- [THE RECORDS]:
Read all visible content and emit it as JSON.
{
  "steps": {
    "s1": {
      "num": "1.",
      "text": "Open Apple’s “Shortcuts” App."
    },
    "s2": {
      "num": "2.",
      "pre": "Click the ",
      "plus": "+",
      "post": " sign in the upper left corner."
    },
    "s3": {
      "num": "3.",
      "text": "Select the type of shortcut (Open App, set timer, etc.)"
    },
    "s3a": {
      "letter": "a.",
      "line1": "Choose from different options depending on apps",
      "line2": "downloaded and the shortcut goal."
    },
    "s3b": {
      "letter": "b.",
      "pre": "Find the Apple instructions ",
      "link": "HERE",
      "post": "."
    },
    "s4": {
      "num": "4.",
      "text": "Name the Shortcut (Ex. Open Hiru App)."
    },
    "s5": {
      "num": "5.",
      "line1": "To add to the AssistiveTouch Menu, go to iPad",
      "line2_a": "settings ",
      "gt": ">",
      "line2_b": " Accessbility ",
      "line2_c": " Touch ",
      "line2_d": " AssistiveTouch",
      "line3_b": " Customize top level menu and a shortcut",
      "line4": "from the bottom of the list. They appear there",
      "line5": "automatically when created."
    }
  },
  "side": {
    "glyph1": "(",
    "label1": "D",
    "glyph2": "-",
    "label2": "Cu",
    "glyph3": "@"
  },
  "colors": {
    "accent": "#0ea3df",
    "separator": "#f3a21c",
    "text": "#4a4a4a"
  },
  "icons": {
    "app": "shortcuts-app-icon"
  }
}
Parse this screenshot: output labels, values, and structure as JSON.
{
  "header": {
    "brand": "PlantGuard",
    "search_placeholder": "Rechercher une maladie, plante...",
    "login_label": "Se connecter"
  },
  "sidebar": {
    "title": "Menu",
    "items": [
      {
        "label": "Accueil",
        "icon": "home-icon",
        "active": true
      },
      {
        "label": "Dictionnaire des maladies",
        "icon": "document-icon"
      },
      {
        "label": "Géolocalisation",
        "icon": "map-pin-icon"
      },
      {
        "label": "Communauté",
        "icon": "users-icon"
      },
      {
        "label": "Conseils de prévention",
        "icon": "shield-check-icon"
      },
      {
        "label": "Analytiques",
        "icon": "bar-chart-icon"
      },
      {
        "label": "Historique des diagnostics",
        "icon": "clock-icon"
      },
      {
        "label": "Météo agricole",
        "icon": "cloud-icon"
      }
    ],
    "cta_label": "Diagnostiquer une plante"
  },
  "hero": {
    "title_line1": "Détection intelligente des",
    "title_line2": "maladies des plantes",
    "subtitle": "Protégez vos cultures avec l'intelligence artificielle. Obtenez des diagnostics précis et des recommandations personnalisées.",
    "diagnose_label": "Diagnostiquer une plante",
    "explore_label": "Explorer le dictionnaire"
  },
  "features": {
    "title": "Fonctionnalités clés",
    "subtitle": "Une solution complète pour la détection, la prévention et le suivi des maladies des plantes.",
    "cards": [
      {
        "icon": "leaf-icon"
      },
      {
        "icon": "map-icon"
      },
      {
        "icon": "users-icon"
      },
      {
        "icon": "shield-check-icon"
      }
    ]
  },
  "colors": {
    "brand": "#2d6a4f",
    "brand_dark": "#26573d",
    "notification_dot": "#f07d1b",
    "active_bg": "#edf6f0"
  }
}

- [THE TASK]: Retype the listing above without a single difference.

- [OUTPUT FOR THIS EXERCISE]:
Read all visible content and emit it as JSON.
{
  "steps": {
    "s1": {
      "num": "1.",
      "text": "Open Apple’s “Shortcuts” App."
    },
    "s2": {
      "num": "2.",
      "pre": "Click the ",
      "plus": "+",
      "post": " sign in the upper left corner."
    },
    "s3": {
      "num": "3.",
      "text": "Select the type of shortcut (Open App, set timer, etc.)"
    },
    "s3a": {
      "letter": "a.",
      "line1": "Choose from different options depending on apps",
      "line2": "downloaded and the shortcut goal."
    },
    "s3b": {
      "letter": "b.",
      "pre": "Find the Apple instructions ",
      "link": "HERE",
      "post": "."
    },
    "s4": {
      "num": "4.",
      "text": "Name the Shortcut (Ex. Open Hiru App)."
    },
    "s5": {
      "num": "5.",
      "line1": "To add to the AssistiveTouch Menu, go to iPad",
      "line2_a": "settings ",
      "gt": ">",
      "line2_b": " Accessbility ",
      "line2_c": " Touch ",
      "line2_d": " AssistiveTouch",
      "line3_b": " Customize top level menu and a shortcut",
      "line4": "from the bottom of the list. They appear there",
      "line5": "automatically when created."
    }
  },
  "side": {
    "glyph1": "(",
    "label1": "D",
    "glyph2": "-",
    "label2": "Cu",
    "glyph3": "@"
  },
  "colors": {
    "accent": "#0ea3df",
    "separator": "#f3a21c",
    "text": "#4a4a4a"
  },
  "icons": {
    "app": "shortcuts-app-icon"
  }
}
Parse this screenshot: output labels, values, and structure as JSON.
{
  "header": {
    "brand": "PlantGuard",
    "search_placeholder": "Rechercher une maladie, plante...",
    "login_label": "Se connecter"
  },
  "sidebar": {
    "title": "Menu",
    "items": [
      {
        "label": "Accueil",
        "icon": "home-icon",
        "active": true
      },
      {
        "label": "Dictionnaire des maladies",
        "icon": "document-icon"
      },
      {
        "label": "Géolocalisation",
        "icon": "map-pin-icon"
      },
      {
        "label": "Communauté",
        "icon": "users-icon"
      },
      {
        "label": "Conseils de prévention",
        "icon": "shield-check-icon"
      },
      {
        "label": "Analytiques",
        "icon": "bar-chart-icon"
      },
      {
        "label": "Historique des diagnostics",
        "icon": "clock-icon"
      },
      {
        "label": "Météo agricole",
        "icon": "cloud-icon"
      }
    ],
    "cta_label": "Diagnostiquer une plante"
  },
  "hero": {
    "title_line1": "Détection intelligente des",
    "title_line2": "maladies des plantes",
    "subtitle": "Protégez vos cultures avec l'intelligence artificielle. Obtenez des diagnostics précis et des recommandations personnalisées.",
    "diagnose_label": "Diagnostiquer une plante",
    "explore_label": "Explorer le dictionnaire"
  },
  "features": {
    "title": "Fonctionnalités clés",
    "subtitle": "Une solution complète pour la détection, la prévention et le suivi des maladies des plantes.",
    "cards": [
      {
        "icon": "leaf-icon"
      },
      {
        "icon": "map-icon"
      },
      {
        "icon": "users-icon"
      },
      {
        "icon": "shield-check-icon"
      }
    ]
  },
  "colors": {
    "brand": "#2d6a4f",
    "brand_dark": "#26573d",
    "notification_dot": "#f07d1b",
    "active_bg": "#edf6f0"
  }
}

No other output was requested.